Your goal: Output the whole listing again, exactly as it reads.

Given records:
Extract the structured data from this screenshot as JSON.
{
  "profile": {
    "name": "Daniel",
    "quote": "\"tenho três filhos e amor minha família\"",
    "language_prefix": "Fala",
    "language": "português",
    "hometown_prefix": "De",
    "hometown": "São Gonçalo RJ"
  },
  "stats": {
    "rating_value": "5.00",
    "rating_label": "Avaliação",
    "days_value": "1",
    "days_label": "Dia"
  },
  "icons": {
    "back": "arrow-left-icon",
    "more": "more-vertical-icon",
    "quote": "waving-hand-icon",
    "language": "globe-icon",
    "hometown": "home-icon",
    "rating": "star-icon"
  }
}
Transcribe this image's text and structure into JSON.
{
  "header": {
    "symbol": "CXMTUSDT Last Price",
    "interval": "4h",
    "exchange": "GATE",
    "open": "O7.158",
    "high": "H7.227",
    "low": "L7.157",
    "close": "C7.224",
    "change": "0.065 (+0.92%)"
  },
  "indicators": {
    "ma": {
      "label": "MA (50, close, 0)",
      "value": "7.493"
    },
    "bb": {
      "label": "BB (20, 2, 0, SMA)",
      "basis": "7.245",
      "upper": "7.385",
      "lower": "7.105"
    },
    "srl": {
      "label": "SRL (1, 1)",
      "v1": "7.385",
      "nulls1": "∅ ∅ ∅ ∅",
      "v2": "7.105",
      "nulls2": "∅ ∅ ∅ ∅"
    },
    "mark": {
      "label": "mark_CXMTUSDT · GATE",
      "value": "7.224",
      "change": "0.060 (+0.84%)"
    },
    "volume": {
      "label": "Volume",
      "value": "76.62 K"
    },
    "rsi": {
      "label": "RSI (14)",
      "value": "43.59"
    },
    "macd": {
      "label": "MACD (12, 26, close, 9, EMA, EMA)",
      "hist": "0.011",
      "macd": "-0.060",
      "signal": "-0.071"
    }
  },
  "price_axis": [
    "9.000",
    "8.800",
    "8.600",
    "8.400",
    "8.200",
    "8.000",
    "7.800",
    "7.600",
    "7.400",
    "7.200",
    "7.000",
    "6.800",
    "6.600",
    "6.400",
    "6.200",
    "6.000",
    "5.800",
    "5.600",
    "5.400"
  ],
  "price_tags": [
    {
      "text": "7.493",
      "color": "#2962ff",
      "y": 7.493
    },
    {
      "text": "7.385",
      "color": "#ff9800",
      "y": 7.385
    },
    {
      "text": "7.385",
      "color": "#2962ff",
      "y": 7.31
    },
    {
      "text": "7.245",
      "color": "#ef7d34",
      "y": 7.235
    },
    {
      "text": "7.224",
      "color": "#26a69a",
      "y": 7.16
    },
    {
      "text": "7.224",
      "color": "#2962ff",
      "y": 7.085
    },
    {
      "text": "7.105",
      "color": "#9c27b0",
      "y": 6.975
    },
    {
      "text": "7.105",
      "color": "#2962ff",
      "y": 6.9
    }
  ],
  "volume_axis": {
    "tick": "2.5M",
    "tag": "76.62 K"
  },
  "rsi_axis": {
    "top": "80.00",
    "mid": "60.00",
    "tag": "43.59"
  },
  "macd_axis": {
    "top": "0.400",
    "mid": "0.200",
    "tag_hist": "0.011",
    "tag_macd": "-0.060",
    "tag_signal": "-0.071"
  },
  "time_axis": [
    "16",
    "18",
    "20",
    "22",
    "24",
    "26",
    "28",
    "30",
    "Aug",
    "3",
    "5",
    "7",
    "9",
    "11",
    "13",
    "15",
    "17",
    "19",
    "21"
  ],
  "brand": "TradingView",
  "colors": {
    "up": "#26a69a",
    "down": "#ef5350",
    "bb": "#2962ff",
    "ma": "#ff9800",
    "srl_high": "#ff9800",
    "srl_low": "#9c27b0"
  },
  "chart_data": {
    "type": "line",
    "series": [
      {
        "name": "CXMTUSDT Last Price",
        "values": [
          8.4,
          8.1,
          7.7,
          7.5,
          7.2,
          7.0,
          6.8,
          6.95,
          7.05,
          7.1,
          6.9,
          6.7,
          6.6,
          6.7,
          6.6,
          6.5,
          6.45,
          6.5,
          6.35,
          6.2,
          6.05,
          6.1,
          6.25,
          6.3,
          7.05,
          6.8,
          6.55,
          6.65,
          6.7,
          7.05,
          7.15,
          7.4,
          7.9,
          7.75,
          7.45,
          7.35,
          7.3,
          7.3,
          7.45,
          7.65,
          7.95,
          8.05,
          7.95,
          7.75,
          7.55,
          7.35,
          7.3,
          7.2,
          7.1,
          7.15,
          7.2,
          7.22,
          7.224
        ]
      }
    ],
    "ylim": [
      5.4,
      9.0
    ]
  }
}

Your solution:
Extract the structured data from this screenshot as JSON.
{
  "profile": {
    "name": "Daniel",
    "quote": "\"tenho três filhos e amor minha família\"",
    "language_prefix": "Fala",
    "language": "português",
    "hometown_prefix": "De",
    "hometown": "São Gonçalo RJ"
  },
  "stats": {
    "rating_value": "5.00",
    "rating_label": "Avaliação",
    "days_value": "1",
    "days_label": "Dia"
  },
  "icons": {
    "back": "arrow-left-icon",
    "more": "more-vertical-icon",
    "quote": "waving-hand-icon",
    "language": "globe-icon",
    "hometown": "home-icon",
    "rating": "star-icon"
  }
}
Transcribe this image's text and structure into JSON.
{
  "header": {
    "symbol": "CXMTUSDT Last Price",
    "interval": "4h",
    "exchange": "GATE",
    "open": "O7.158",
    "high": "H7.227",
    "low": "L7.157",
    "close": "C7.224",
    "change": "0.065 (+0.92%)"
  },
  "indicators": {
    "ma": {
      "label": "MA (50, close, 0)",
      "value": "7.493"
    },
    "bb": {
      "label": "BB (20, 2, 0, SMA)",
      "basis": "7.245",
      "upper": "7.385",
      "lower": "7.105"
    },
    "srl": {
      "label": "SRL (1, 1)",
      "v1": "7.385",
      "nulls1": "∅ ∅ ∅ ∅",
      "v2": "7.105",
      "nulls2": "∅ ∅ ∅ ∅"
    },
    "mark": {
      "label": "mark_CXMTUSDT · GATE",
      "value": "7.224",
      "change": "0.060 (+0.84%)"
    },
    "volume": {
      "label": "Volume",
      "value": "76.62 K"
    },
    "rsi": {
      "label": "RSI (14)",
      "value": "43.59"
    },
    "macd": {
      "label": "MACD (12, 26, close, 9, EMA, EMA)",
      "hist": "0.011",
      "macd": "-0.060",
      "signal": "-0.071"
    }
  },
  "price_axis": [
    "9.000",
    "8.800",
    "8.600",
    "8.400",
    "8.200",
    "8.000",
    "7.800",
    "7.600",
    "7.400",
    "7.200",
    "7.000",
    "6.800",
    "6.600",
    "6.400",
    "6.200",
    "6.000",
    "5.800",
    "5.600",
    "5.400"
  ],
  "price_tags": [
    {
      "text": "7.493",
      "color": "#2962ff",
      "y": 7.493
    },
    {
      "text": "7.385",
      "color": "#ff9800",
      "y": 7.385
    },
    {
      "text": "7.385",
      "color": "#2962ff",
      "y": 7.31
    },
    {
      "text": "7.245",
      "color": "#ef7d34",
      "y": 7.235
    },
    {
      "text": "7.224",
      "color": "#26a69a",
      "y": 7.16
    },
    {
      "text": "7.224",
      "color": "#2962ff",
      "y": 7.085
    },
    {
      "text": "7.105",
      "color": "#9c27b0",
      "y": 6.975
    },
    {
      "text": "7.105",
      "color": "#2962ff",
      "y": 6.9
    }
  ],
  "volume_axis": {
    "tick": "2.5M",
    "tag": "76.62 K"
  },
  "rsi_axis": {
    "top": "80.00",
    "mid": "60.00",
    "tag": "43.59"
  },
  "macd_axis": {
    "top": "0.400",
    "mid": "0.200",
    "tag_hist": "0.011",
    "tag_macd": "-0.060",
    "tag_signal": "-0.071"
  },
  "time_axis": [
    "16",
    "18",
    "20",
    "22",
    "24",
    "26",
    "28",
    "30",
    "Aug",
    "3",
    "5",
    "7",
    "9",
    "11",
    "13",
    "15",
    "17",
    "19",
    "21"
  ],
  "brand": "TradingView",
  "colors": {
    "up": "#26a69a",
    "down": "#ef5350",
    "bb": "#2962ff",
    "ma": "#ff9800",
    "srl_high": "#ff9800",
    "srl_low": "#9c27b0"
  },
  "chart_data": {
    "type": "line",
    "series": [
      {
        "name": "CXMTUSDT Last Price",
        "values": [
          8.4,
          8.1,
          7.7,
          7.5,
          7.2,
          7.0,
          6.8,
          6.95,
          7.05,
          7.1,
          6.9,
          6.7,
          6.6,
          6.7,
          6.6,
          6.5,
          6.45,
          6.5,
          6.35,
          6.2,
          6.05,
          6.1,
          6.25,
          6.3,
          7.05,
          6.8,
          6.55,
          6.65,
          6.7,
          7.05,
          7.15,
          7.4,
          7.9,
          7.75,
          7.45,
          7.35,
          7.3,
          7.3,
          7.45,
          7.65,
          7.95,
          8.05,
          7.95,
          7.75,
          7.55,
          7.35,
          7.3,
          7.2,
          7.1,
          7.15,
          7.2,
          7.22,
          7.224
        ]
      }
    ],
    "ylim": [
      5.4,
      9.0
    ]
  }
}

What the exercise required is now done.